However, simply resolving the party leadership issue is unlikely to radically change Civic Platform’s political fortunes. Moreover, Mr Tusk does not appear to be in any hurry to introduce his much-heralded government re-shuffle, saying that he plans to review the performance of his ministers in the middle of the parliamentary term (which falls in November), and even then a radical shake-up is only likely to give Civic Platform a short-term breathing space. On the other hand, as the Elbląg by-election result showed, Civic Platform’s support has not gone into free-fall and it retains the backing of a sizeable proportion of the electorate. Mr Tusk’s party is also benefiting from the continued disarray on the Polish left which remains weak and bitterly divided. Finally, serious doubts remain as to whether Law and Justice can really capitalise fully on Civic Platform’s weakness.

Law and Justice still needs to broaden its electoral base
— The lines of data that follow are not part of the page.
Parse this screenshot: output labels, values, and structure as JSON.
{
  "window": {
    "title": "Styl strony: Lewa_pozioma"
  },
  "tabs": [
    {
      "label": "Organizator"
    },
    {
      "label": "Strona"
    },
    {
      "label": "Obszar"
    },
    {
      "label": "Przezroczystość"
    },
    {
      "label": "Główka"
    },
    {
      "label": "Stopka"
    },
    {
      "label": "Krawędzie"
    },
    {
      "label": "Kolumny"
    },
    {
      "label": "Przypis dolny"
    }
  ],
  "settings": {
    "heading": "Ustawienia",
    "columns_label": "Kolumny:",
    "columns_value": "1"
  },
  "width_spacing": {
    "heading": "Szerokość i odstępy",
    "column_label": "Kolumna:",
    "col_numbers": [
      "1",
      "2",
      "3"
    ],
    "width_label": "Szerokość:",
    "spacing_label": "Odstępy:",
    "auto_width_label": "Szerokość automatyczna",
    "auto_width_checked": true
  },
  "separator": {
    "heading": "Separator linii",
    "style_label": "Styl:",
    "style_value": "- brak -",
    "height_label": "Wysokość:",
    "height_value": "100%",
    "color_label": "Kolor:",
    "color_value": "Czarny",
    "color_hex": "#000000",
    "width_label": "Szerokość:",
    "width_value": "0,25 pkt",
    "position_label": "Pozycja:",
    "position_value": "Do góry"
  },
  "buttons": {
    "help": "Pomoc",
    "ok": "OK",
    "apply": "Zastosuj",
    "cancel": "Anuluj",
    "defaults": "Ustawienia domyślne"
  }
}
As opinion polls show, Mr Kaczyński’s party does appear to be making some progress. The economic and government crises have opened a window of opportunity and in recent months the party has made a major effort to re-focus its core message on to ‘bread and butter’ social and economic issues. Mr Kaczyński has also undertaken an intensive tour of smaller and medium-sized towns, particularly in areas where the party performed badly at the last election, and scored points by simply but effectively criticising the government’s failures and shortcomings, while managing to avoid any major gaffes. At its own congress, which Civic Platform’s special convention was deliberately timed to overshadow, Mr Kaczyński was un-surprisingly re-elected as party leader un-opposed.
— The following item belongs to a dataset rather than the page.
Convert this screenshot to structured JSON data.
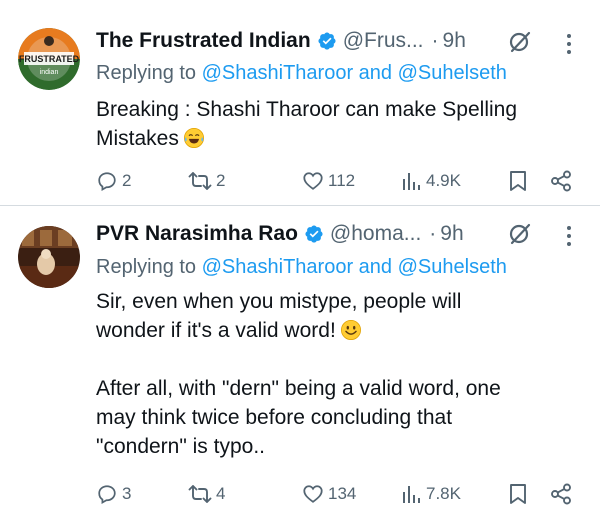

However, given Mr Kaczyński’s knack of returning to the confrontational tone that appears to come more naturally to him, there is still a big question mark over whether Law and Justice and its leader can maintain their focus and self-discipline during the electoral marathon that Poland faces during the next two years. Moreover, while voters may be deserting Mr Tusk’s party they do not yet appear to be moving over to Law and Justice in significant numbers. A strategy based on mobilising its core supporters and de-motivating Civic Platform voters could, in the context of a low turnout, ensure that Law and Justice emerges as the largest party at the next parliamentary election. However, it will not give Mr Kaczyński’s party an outright majority, which no party has achieved in any post-1989 Polish election. Law and Justice appears to have hit a ceiling of around 30% support and needs to develop a more convincing appeal to disillusioned Civic Platform voters if it is to broaden its electoral base much beyond that. Given the party’s low coalition potential, as things currently stand there is a strong chance that Law and Justice could end up the largest party in the new parliament but still be in opposition, which makes Mr Tusk’s overtures to the Democratic Left Alliance appear all the more understandable.